Ed Papenfuse

This is Edward C. Papenfuse, Ph.D., State Archivist for Maryland, who is retiring today after 40 years of service. He is photographed at the Baltimore City Archives, which shares space with some of the Maryland State archives. (Barbara Haddock Taylor, Baltimore Sun / November 3, 2013)

For the first time in almost 40 years, someone other than Edward C. Papenfuse is the keeper of Maryland's memories.

Papenfuse, 70, retired last week as state archivist after a career spanning seven governors. Over that time he brought Maryland's public records from the era of the index card to the digital age, making hundreds of millions of state documents as close as the nearest computer.

And he had a lot of fun doing it.

"It's been a joyful experience working with some very good people to make the collective memory of the state a reality," he said before turning over control Friday to deputy archivist Timothy D. Baker.

It's been a career of notable moments for the Ohio native, who came in with the 200th anniversary of the Revolutionary War and is leaving during the bicentennial of the three-year War of 1812.

Papenfuse has served as the State House tour guide for Michelle Obama and showed her the state's prized handwritten copy of George Washington's 1783 speech resigning his commission in Annapolis — an artifact Papenfuse took the lead in acquiring.

The Maryland State Archives building on the gateway to Annapolis was named in Papenfuse's honor. And it was Papenfuse who had the job of kicking a new governor and his staff out of the State House for restoration of the iconic structure in 2008.

"It wasn't easy for Ed to ask us to move out of the State House when our administration was just getting started," Gov. Martin O'Malley recalled. "The conversation went along the lines of 'I know you worked real hard to get here, and now you need to get out.'"

Papenfuse chuckled when asked about his role as bearer of bad news.

"Governor O'Malley has a very wry Irish sense of humor," he said, adding that some he worked for seemed to have none at all.

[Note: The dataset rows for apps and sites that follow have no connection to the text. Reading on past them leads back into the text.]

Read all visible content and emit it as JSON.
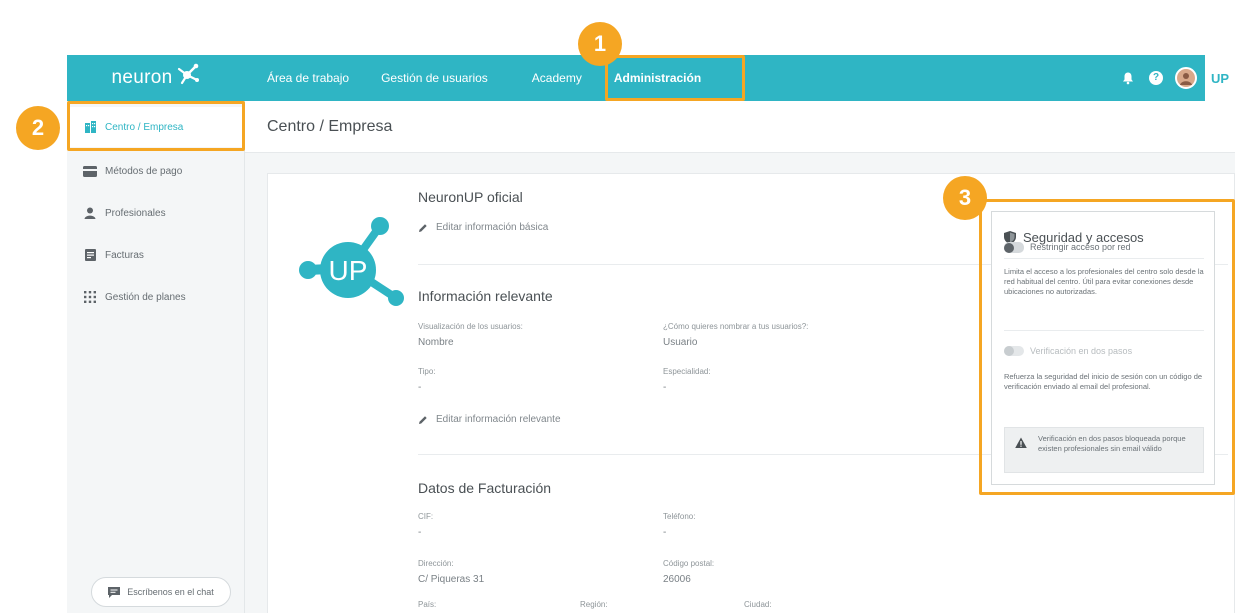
{
  "brand": {
    "name": "neuron"
  },
  "nav": {
    "items": [
      {
        "label": "Área de trabajo"
      },
      {
        "label": "Gestión de usuarios"
      },
      {
        "label": "Academy"
      },
      {
        "label": "Administración"
      }
    ],
    "up_label": "UP"
  },
  "sidebar": {
    "items": [
      {
        "label": "Centro / Empresa"
      },
      {
        "label": "Métodos de pago"
      },
      {
        "label": "Profesionales"
      },
      {
        "label": "Facturas"
      },
      {
        "label": "Gestión de planes"
      }
    ],
    "chat_label": "Escríbenos en el chat"
  },
  "page": {
    "title": "Centro / Empresa"
  },
  "center": {
    "logo_text": "UP",
    "name": "NeuronUP oficial",
    "edit_basic": "Editar información básica",
    "relevant": {
      "title": "Información relevante",
      "fields": [
        {
          "label": "Visualización de los usuarios:",
          "value": "Nombre"
        },
        {
          "label": "¿Cómo quieres nombrar a tus usuarios?:",
          "value": "Usuario"
        },
        {
          "label": "Tipo:",
          "value": "-"
        },
        {
          "label": "Especialidad:",
          "value": "-"
        }
      ],
      "edit": "Editar información relevante"
    },
    "billing": {
      "title": "Datos de Facturación",
      "fields": [
        {
          "label": "CIF:",
          "value": "-"
        },
        {
          "label": "Teléfono:",
          "value": "-"
        },
        {
          "label": "Dirección:",
          "value": "C/ Piqueras 31"
        },
        {
          "label": "Código postal:",
          "value": "26006"
        },
        {
          "label": "País:",
          "value": ""
        },
        {
          "label": "Región:",
          "value": ""
        },
        {
          "label": "Ciudad:",
          "value": ""
        }
      ]
    }
  },
  "security": {
    "title": "Seguridad y accesos",
    "network": {
      "label": "Restringir acceso por red",
      "description": "Limita el acceso a los profesionales del centro solo desde la red habitual del centro. Útil para evitar conexiones desde ubicaciones no autorizadas."
    },
    "two_step": {
      "label": "Verificación en dos pasos",
      "description": "Refuerza la seguridad del inicio de sesión con un código de verificación enviado al email del profesional."
    },
    "warning": "Verificación en dos pasos bloqueada porque existen profesionales sin email válido"
  },
  "annotations": {
    "badge1": "1",
    "badge2": "2",
    "badge3": "3"
  },
  "colors": {
    "brand": "#2fb5c4",
    "highlight": "#f5a623"
  }
}
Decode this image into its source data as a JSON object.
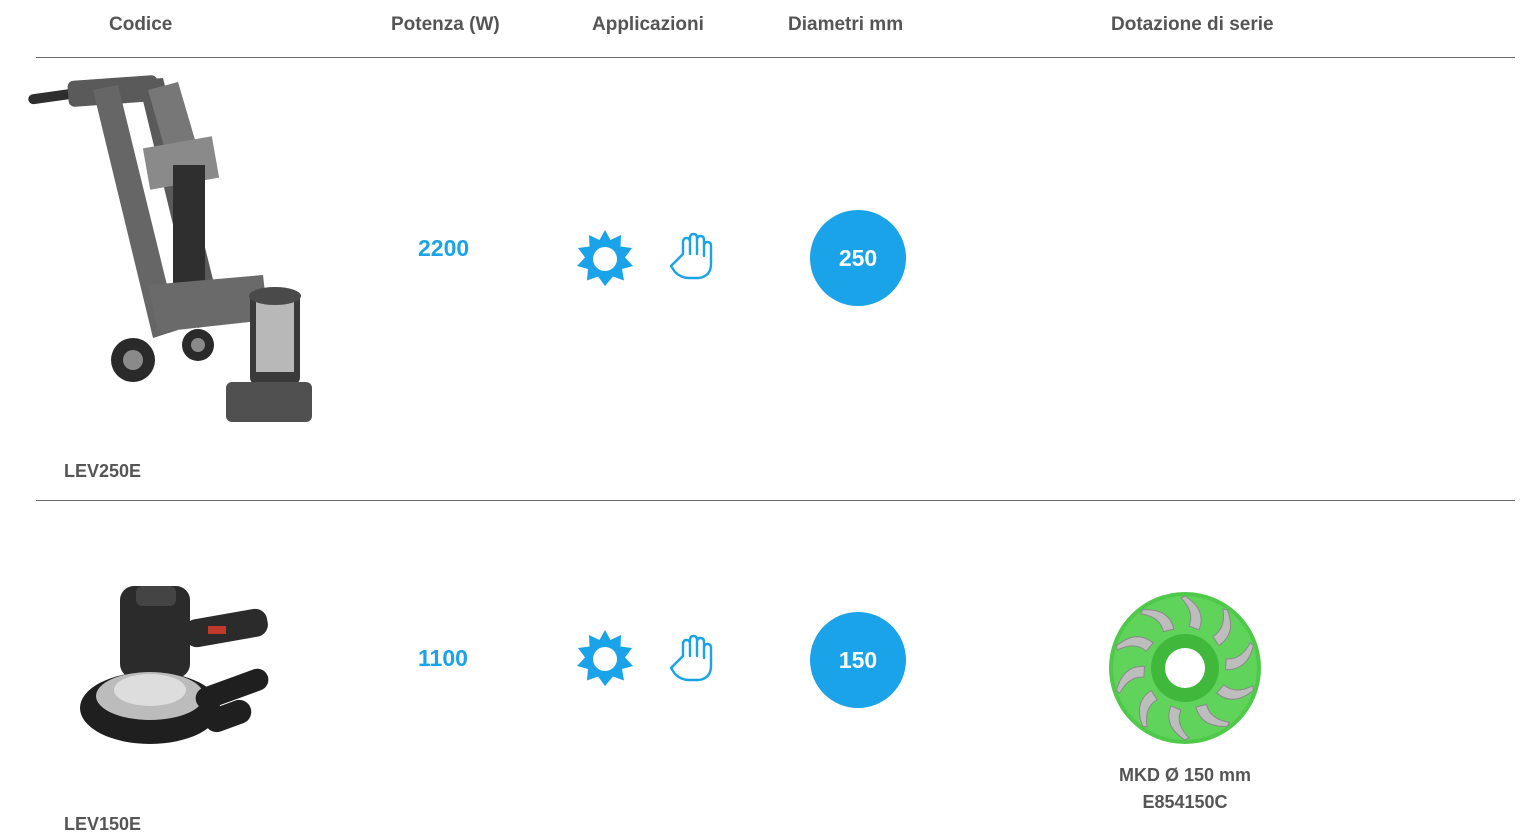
{
  "table": {
    "headers": {
      "code": "Codice",
      "power": "Potenza (W)",
      "applications": "Applicazioni",
      "diameters": "Diametri mm",
      "equipment": "Dotazione di serie"
    },
    "rows": [
      {
        "code": "LEV250E",
        "power": "2200",
        "applications": [
          "sun-icon",
          "hand-icon"
        ],
        "diameter": "250",
        "equipment": null
      },
      {
        "code": "LEV150E",
        "power": "1100",
        "applications": [
          "sun-icon",
          "hand-icon"
        ],
        "diameter": "150",
        "equipment": {
          "line1": "MKD Ø 150 mm",
          "line2": "E854150C"
        }
      }
    ]
  },
  "colors": {
    "accent": "#1aa3e8",
    "text": "#555555",
    "rule": "#6b6b6b",
    "accessory_green": "#4ec94a"
  }
}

Papenfuse was named state archivist and commissioner of land patents — his formal title — under the administration of Gov. Marvin Mandel in 1975 after serving two years as deputy. Since then Papenfuse has served under six other governors, including acting Gov. Blair Lee III.

His tenure with the state nearly ended in 1986 under Gov. Harry R. Hughes. At the time, the archives were a sub-agency of the Department of General Services, with a crowded and obsolete building on the St. John's College campus. When the Smithsonian Institution came calling with an offer to make Papenfuse its chief archivist, he came close to accepting the position.

But Hughes came through with an offer to make the archives an independent agency and to put money for a new building in the capital budget. Papenfuse decided to stay put.

"We made every effort to keep him here," said Hughes."I'm glad he stayed."

Asked whether he regretted passing up a nationally prominent role, Papenfuse said "not in the slightest."

Staying in Maryland gave him rare opportunities.

"One of the things I'm really proud of is we brought Washington's original resignation speech back to Maryland," he said. Papenfuse, who had been hoping to acquire the one-of-a-kind document since 1980, finally landed it in 2006 — raising money from philanthropists to pay the bulk of the cost.

Finding ways to stretch taxpayers' funds by tapping other sources has been a hallmark of his tenure.

"He's been the most entrepreneurial person I've ever encountered," said Matthew Crenson, professor emeritus of political science at the Johns Hopkins University.

Papenfuse's work to salvage the Baltimore City archives — his major project in recent years — has made it possible for Crenson to research a book on the city's political history. A few years ago, the city's records were stored in a vermin-ridden building in Druid Hill Park where they were in danger of being lost. Papenfuse arranged to move them to better quarters.